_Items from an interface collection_

========================================

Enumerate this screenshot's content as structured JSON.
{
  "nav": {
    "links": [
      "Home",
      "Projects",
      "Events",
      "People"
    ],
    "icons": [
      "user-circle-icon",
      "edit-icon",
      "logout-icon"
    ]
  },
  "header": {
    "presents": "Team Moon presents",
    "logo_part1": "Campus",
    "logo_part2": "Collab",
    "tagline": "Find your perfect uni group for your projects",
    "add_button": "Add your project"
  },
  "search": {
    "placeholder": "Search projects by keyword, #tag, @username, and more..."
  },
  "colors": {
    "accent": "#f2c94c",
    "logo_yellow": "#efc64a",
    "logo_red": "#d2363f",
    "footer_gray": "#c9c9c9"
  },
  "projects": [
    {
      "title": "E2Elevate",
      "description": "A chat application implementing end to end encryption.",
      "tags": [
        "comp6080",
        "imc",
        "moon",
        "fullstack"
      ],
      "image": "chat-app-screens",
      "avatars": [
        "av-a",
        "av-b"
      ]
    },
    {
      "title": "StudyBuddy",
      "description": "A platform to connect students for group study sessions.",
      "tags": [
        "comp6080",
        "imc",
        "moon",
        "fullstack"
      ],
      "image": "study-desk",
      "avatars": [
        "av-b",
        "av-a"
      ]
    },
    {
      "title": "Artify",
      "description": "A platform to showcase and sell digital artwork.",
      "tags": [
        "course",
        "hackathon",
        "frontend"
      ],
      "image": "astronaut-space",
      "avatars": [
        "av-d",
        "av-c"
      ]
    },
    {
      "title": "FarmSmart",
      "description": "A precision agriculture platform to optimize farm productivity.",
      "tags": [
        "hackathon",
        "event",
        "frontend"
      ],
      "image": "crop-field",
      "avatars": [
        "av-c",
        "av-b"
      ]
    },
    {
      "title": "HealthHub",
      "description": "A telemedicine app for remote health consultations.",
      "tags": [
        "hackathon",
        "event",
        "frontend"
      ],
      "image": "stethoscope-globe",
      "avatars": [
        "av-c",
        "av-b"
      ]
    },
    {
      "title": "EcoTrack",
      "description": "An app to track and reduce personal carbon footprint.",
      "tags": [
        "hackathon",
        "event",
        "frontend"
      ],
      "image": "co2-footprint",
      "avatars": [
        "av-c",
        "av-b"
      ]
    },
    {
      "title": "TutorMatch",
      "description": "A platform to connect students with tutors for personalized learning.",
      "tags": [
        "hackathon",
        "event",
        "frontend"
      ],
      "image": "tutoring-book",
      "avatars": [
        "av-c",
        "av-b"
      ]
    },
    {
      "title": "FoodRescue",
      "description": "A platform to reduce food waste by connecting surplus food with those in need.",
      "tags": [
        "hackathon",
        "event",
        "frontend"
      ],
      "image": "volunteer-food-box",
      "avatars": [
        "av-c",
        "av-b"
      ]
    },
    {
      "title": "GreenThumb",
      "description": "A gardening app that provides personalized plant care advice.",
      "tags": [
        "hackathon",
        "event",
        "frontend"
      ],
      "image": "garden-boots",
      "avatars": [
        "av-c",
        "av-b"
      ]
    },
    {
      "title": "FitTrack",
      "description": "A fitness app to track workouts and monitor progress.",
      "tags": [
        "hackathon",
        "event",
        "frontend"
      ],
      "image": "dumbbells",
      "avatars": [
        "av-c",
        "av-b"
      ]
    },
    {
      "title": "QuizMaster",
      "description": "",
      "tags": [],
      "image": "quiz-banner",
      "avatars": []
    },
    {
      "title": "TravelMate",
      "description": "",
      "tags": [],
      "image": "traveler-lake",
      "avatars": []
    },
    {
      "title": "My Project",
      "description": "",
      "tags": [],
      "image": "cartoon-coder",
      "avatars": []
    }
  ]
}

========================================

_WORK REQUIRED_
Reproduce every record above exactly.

_WORKED SOLUTION_
Enumerate this screenshot's content as structured JSON.
{
  "nav": {
    "links": [
      "Home",
      "Projects",
      "Events",
      "People"
    ],
    "icons": [
      "user-circle-icon",
      "edit-icon",
      "logout-icon"
    ]
  },
  "header": {
    "presents": "Team Moon presents",
    "logo_part1": "Campus",
    "logo_part2": "Collab",
    "tagline": "Find your perfect uni group for your projects",
    "add_button": "Add your project"
  },
  "search": {
    "placeholder": "Search projects by keyword, #tag, @username, and more..."
  },
  "colors": {
    "accent": "#f2c94c",
    "logo_yellow": "#efc64a",
    "logo_red": "#d2363f",
    "footer_gray": "#c9c9c9"
  },
  "projects": [
    {
      "title": "E2Elevate",
      "description": "A chat application implementing end to end encryption.",
      "tags": [
        "comp6080",
        "imc",
        "moon",
        "fullstack"
      ],
      "image": "chat-app-screens",
      "avatars": [
        "av-a",
        "av-b"
      ]
    },
    {
      "title": "StudyBuddy",
      "description": "A platform to connect students for group study sessions.",
      "tags": [
        "comp6080",
        "imc",
        "moon",
        "fullstack"
      ],
      "image": "study-desk",
      "avatars": [
        "av-b",
        "av-a"
      ]
    },
    {
      "title": "Artify",
      "description": "A platform to showcase and sell digital artwork.",
      "tags": [
        "course",
        "hackathon",
        "frontend"
      ],
      "image": "astronaut-space",
      "avatars": [
        "av-d",
        "av-c"
      ]
    },
    {
      "title": "FarmSmart",
      "description": "A precision agriculture platform to optimize farm productivity.",
      "tags": [
        "hackathon",
        "event",
        "frontend"
      ],
      "image": "crop-field",
      "avatars": [
        "av-c",
        "av-b"
      ]
    },
    {
      "title": "HealthHub",
      "description": "A telemedicine app for remote health consultations.",
      "tags": [
        "hackathon",
        "event",
        "frontend"
      ],
      "image": "stethoscope-globe",
      "avatars": [
        "av-c",
        "av-b"
      ]
    },
    {
      "title": "EcoTrack",
      "description": "An app to track and reduce personal carbon footprint.",
      "tags": [
        "hackathon",
        "event",
        "frontend"
      ],
      "image": "co2-footprint",
      "avatars": [
        "av-c",
        "av-b"
      ]
    },
    {
      "title": "TutorMatch",
      "description": "A platform to connect students with tutors for personalized learning.",
      "tags": [
        "hackathon",
        "event",
        "frontend"
      ],
      "image": "tutoring-book",
      "avatars": [
        "av-c",
        "av-b"
      ]
    },
    {
      "title": "FoodRescue",
      "description": "A platform to reduce food waste by connecting surplus food with those in need.",
      "tags": [
        "hackathon",
        "event",
        "frontend"
      ],
      "image": "volunteer-food-box",
      "avatars": [
        "av-c",
        "av-b"
      ]
    },
    {
      "title": "GreenThumb",
      "description": "A gardening app that provides personalized plant care advice.",
      "tags": [
        "hackathon",
        "event",
        "frontend"
      ],
      "image": "garden-boots",
      "avatars": [
        "av-c",
        "av-b"
      ]
    },
    {
      "title": "FitTrack",
      "description": "A fitness app to track workouts and monitor progress.",
      "tags": [
        "hackathon",
        "event",
        "frontend"
      ],
      "image": "dumbbells",
      "avatars": [
        "av-c",
        "av-b"
      ]
    },
    {
      "title": "QuizMaster",
      "description": "",
      "tags": [],
      "image": "quiz-banner",
      "avatars": []
    },
    {
      "title": "TravelMate",
      "description": "",
      "tags": [],
      "image": "traveler-lake",
      "avatars": []
    },
    {
      "title": "My Project",
      "description": "",
      "tags": [],
      "image": "cartoon-coder",
      "avatars": []
    }
  ]
}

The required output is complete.